In “Vantage Point,” Irish director Pete Travis, who previously helmed “Omagh,” both benefits from and exploits current, deeply personal and political phobias, such as getting caught in a public site or being witnesses to suicide bombing or other terrorist attacks while traveling for business or vacationing abroad.

Reflecting technological trends and our post 9/11 dark and paranoid zeitgeist, recording devices, such as videos and camcorders, have assumed major roles in American movies, as was evident in “Disturbia,” “Cloverfield,” and currently George A. Romero's “Diary of the Dead,” to mention films of the past year alone.

Elegantly crafted, as would befit a techno thriller, “Vantage Point” is glitzier, shrewder and more entertaining than last year's DOAP (“Death of a President”), a film with which it shares some thematic and technical-filmic concerns.

A word is in order about the main characters. Beginning with her name, Rex, which brings to mind her roles as Ripley in the “Alien” pictures, Sigourney Weaver plays a harsh, matter-of-fact TV producer, who's bossing around her crew from a nearby media van.

Playing a part that resembles Clint Eastwood's in “In the Line of Fire,” Quaid's Barnes is an aging Secret Service agent on leave, after suffering a traumatic stress disorder as a result of several presidential assassination attempts. Barnes has now been called back into service to guard President Ashton, and for better or worse, the new assignment depends on greater, nearly-blind trust of his partner.

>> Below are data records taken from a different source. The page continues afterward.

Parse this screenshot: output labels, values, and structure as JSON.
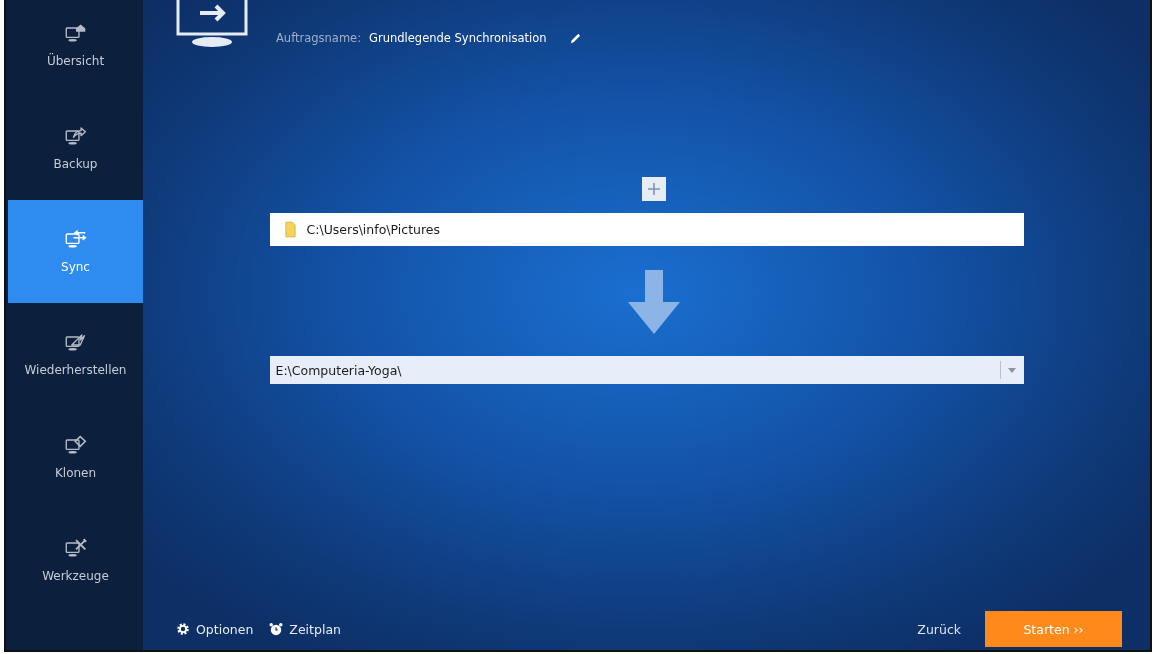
{
  "sidebar": {
    "items": [
      {
        "label": "Übersicht",
        "selected": false
      },
      {
        "label": "Backup",
        "selected": false
      },
      {
        "label": "Sync",
        "selected": true
      },
      {
        "label": "Wiederherstellen",
        "selected": false
      },
      {
        "label": "Klonen",
        "selected": false
      },
      {
        "label": "Werkzeuge",
        "selected": false
      }
    ]
  },
  "job": {
    "name_label": "Auftragsname:",
    "name": "Grundlegende Synchronisation"
  },
  "source": {
    "path": "C:\\Users\\info\\Pictures"
  },
  "destination": {
    "value": "E:\\Computeria-Yoga\\"
  },
  "footer": {
    "options": "Optionen",
    "schedule": "Zeitplan",
    "back": "Zurück",
    "start": "Starten ››"
  }
}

Forest Whitaker stands in for the curious but mild-mannered everyman, an American tourist obsessed with his camcorder, which arouses the attention of a couple of assassins obsessed with their own tools.

Disregarding linear storytelling, “Vantage Point” makes the most of its fractured narrative by repeatedly replaying events on fast forward and rewind. In this (and other respects), it's a movie that could not have been made ten or even five years ago.

As each version unfolds, new clues and details are added to the mystery, and you may argue that for a 90-minute feature, the tale is too gimmicky and has too many angles. This might make the experience a tad tedious for some viewers who, and upon disclosure, might feel exhausted if not utterly satisfied. As always, the process itself is far more interesting than the end result, the resolution, which is disappointing.

That said, unlike others films, such as “The Shooter” and “Hitman,” “Vantage Point” calls for greater audience attentiveness and participation in the process itself, not just in the resolution per se.

Pete Davis is a gifted director who seems attracted to stories about contempo socio-political issues. But he deserves better material than what he gets from scribe Barry Levy. I was impressed with his first feature, “Omagh,” which I saw at the 2004 Toronto Film Festival in the New Discovery series. “Omagh,” which won a number of kudos, including Irish Film and TV Academy Award for best Irish Film and a UK BAFTA, depicts the search for justice after the 1998 bombing in Omagh, Northern Ireland.

Cast

Thomas Barnes – Dennis Quaid
Kent Taylor – Matthew Fox
Howard Lewis – Forest Whitaker
Phil McCullough – Bruce McGill
Javier – Edgar Ramirez
Suarez – Said Taghmaoui
Veronica – Ayelet Zurer
Angie Jones – Zoe Saldana
Rex Brooks – Sigourney Weaver
President Ashton – William Hurt

Credits

A Sony Pictures Entertainment release of a Columbia Pictures presentation in association with Relativity Media of an Original Film production.
Produced by Neal H. Moritz.
Executive producers, Callum Greene, Tania Landau, Lynwood Spinks.
Co-producer, Ricardo Del Rio Galnares.
Directed by Pete Travis.
Screenplay: Barry L. Levy.
Camera: Amir Mokri.
Editor: Stuart Baird.
Music: Atli Orvarsson.
Production designer: Brigitte Broch.
Art directors: Hania Robledo Richards, Marcelo Del Rio Galnares.
Set designers: Sandro Valdez Lopez, Carlos Benassini Felix, Erick Monroy.
Set decorator: Denise Camargo.
Costume designer: Luca Mosca.
Sound: Nicolas Santiago Nunez Rojo; supervising sound editors, Eddy Joseph, Simon Chase.
Sound designer: Martin Cantwell; re-recording mixers, Mike Prestwood Smith, Mark Taylor, Jamie Roden.
Visual effects supervisor: Paddy Eason.
Visual effects: Rainmaker Animation and Visual Effects; stunt coordinators, Spiro Razatos, Julian Bucio Mortemayor, Phil Culotta.

MPAA Rating: PG-13.
Running time: 90 Minutes.